Art Observed Exclusive Videos of the opening:
The marching band gets the crowd ready to receive Swoon’s Flotilla via Art Observed [Youtube]
The second ship makes it’s entrance at Deitch Studios via Art Observed [Youtube]
A Floating City With Junkyard Roots [NYTimes]
Swoon’s Green Fleet Sails to Queens [Gothamist]
Floating exhibit shows alternative [Times Herald Record]
‘Swimming Cities’ Docks in Manhattan [NYMag]
Swoon: Switchback Cities of Switchback Sea [Coolhunting]
Art Ships Are Stopped [NYTimes]
Swimming Cities of the Switchback Sea [Official Website]
Swoon: Swimming Cities of Switchback Sea [Deitch]
The installation that fills the inside of the gallery is made up of found and recycled objects and material such as scrap wood, glass bottles, ladders, old doorways, etc, all interlaced with Swoon’s delicately cut paper. Swoon explained her conscious effort to use recycled materials to the New York Times “Very early on from the first large installation,” she said, “I looked around, asked myself, Am I really going to clear cut half of a forest to make an installation, is that really conscionable? And of course the answer is no.”
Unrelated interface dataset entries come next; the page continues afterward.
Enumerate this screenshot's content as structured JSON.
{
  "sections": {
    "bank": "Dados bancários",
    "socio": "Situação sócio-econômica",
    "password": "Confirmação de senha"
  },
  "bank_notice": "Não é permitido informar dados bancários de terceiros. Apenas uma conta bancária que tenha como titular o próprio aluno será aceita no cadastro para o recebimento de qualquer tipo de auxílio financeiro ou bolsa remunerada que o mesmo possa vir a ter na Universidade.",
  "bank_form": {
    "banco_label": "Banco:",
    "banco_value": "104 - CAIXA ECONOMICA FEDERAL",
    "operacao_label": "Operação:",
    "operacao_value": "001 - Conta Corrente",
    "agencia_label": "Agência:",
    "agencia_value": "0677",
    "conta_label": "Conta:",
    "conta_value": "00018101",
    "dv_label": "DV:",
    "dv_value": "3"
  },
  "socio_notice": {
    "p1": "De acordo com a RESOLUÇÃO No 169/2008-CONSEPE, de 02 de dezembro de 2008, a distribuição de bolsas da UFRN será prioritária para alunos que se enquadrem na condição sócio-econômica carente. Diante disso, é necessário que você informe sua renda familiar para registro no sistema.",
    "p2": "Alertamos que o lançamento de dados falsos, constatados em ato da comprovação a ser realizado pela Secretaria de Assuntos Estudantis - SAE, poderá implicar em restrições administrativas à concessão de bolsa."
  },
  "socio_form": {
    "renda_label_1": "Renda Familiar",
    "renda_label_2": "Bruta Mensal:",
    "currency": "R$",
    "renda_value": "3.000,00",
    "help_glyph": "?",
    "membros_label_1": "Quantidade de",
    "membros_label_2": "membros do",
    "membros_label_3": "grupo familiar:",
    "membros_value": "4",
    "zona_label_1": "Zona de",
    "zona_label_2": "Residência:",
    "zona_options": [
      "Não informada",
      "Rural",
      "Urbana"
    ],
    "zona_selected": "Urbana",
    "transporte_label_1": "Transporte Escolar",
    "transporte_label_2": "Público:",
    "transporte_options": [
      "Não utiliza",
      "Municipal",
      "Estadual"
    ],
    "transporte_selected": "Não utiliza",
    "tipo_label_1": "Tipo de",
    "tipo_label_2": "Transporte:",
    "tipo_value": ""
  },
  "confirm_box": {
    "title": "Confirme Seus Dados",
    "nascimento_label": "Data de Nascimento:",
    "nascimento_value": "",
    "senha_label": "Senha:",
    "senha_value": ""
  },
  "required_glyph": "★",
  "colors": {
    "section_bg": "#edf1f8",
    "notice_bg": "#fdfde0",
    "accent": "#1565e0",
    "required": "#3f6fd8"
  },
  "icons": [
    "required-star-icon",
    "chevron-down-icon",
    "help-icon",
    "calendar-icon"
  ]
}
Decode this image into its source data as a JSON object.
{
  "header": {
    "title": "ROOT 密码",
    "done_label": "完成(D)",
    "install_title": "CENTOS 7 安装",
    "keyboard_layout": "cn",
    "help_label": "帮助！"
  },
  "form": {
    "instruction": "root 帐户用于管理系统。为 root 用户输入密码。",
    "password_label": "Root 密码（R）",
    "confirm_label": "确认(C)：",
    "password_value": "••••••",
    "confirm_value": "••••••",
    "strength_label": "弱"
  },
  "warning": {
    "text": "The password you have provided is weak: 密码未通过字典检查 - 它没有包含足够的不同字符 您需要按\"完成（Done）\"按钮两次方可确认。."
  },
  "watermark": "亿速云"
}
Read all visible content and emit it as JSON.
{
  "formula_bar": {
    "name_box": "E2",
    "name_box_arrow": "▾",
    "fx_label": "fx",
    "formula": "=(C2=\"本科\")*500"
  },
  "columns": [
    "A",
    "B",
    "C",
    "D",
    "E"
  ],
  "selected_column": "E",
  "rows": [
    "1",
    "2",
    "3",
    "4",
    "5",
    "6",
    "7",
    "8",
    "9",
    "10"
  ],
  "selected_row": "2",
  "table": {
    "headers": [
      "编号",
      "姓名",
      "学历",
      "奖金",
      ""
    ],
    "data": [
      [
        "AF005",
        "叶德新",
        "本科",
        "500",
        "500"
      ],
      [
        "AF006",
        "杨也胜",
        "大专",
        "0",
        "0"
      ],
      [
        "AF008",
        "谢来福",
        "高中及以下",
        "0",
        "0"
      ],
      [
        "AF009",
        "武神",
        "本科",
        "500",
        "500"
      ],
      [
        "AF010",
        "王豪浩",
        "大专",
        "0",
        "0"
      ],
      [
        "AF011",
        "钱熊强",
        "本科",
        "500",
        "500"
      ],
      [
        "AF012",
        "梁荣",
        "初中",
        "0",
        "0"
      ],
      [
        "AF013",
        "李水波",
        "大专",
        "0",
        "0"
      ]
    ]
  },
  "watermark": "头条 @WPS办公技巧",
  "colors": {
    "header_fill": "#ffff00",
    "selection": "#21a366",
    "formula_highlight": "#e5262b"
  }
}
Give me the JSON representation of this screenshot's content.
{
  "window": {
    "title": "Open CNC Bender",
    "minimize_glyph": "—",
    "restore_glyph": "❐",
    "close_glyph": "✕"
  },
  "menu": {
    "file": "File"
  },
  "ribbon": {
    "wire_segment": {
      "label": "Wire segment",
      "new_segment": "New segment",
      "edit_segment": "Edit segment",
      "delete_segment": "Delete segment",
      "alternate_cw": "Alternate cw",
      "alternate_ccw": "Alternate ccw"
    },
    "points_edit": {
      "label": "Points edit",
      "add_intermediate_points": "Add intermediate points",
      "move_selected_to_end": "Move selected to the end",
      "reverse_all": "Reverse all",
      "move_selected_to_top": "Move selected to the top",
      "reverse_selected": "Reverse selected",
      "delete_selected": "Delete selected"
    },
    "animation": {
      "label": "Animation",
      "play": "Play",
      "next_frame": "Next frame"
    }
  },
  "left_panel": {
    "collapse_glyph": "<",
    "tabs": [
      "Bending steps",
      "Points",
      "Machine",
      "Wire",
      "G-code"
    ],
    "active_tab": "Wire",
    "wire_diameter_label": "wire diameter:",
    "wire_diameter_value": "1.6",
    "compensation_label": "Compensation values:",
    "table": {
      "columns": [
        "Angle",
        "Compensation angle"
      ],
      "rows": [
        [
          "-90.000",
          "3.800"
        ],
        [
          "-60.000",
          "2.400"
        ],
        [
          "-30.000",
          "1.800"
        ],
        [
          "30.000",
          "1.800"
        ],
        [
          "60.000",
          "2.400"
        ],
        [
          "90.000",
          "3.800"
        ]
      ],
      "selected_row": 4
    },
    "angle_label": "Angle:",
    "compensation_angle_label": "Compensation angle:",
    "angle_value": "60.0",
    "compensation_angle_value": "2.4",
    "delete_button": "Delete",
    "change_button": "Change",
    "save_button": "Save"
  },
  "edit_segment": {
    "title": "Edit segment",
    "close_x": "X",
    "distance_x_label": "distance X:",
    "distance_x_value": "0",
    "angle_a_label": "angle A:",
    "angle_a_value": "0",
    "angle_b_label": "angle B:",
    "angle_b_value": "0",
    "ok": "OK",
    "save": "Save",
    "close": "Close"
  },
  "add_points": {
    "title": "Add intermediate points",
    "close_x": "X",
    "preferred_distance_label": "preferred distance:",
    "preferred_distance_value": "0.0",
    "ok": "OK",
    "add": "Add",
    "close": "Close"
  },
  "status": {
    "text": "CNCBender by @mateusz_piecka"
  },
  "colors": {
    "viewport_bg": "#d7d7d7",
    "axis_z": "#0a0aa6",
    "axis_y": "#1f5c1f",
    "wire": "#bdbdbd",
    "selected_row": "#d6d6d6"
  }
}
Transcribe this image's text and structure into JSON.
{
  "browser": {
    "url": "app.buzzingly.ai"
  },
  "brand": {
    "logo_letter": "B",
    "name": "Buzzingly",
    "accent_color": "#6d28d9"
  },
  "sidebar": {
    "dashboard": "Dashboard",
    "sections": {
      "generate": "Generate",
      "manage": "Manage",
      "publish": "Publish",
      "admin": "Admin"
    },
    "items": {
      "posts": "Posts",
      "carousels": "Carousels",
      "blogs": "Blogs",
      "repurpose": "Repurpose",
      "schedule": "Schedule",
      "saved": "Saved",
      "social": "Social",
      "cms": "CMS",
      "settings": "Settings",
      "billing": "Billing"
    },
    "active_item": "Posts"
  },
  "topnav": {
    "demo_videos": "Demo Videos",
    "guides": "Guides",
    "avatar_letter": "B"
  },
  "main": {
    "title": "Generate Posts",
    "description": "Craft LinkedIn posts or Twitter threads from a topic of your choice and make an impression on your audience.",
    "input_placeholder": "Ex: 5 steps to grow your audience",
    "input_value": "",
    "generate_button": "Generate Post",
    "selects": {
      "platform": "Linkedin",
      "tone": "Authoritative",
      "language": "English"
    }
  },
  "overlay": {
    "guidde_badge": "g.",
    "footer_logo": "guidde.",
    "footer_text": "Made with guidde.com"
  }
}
The concept for the installation, as the Deitch press release explains, came to Swoon in a dream she had while sailing down the Mississippi River last year in a similar nautical project called “Miss Rockaway Armada”. In the dream she was concerned with rising water levels on the river and dreamt that the boats found refuge in the skirt of a woman. The 25 foot central piece of the installation is a construction of ladders, chairs, paper, and other materials, and represents the envisioned woman and her protective skirt. The rest of the walls are designed as if the whole gallery space had flooded, horizontally dividing the space with an imaginary water line.
Swoon, a graduate from Pratt Institute in Brooklyn, got her start as a street artist specializing in wheatpaste prints. Since her start in the late 90s, she has had her work exhibited at P.S.1, Art Basel Miami, the MoMA, and the Brooklyn Museum.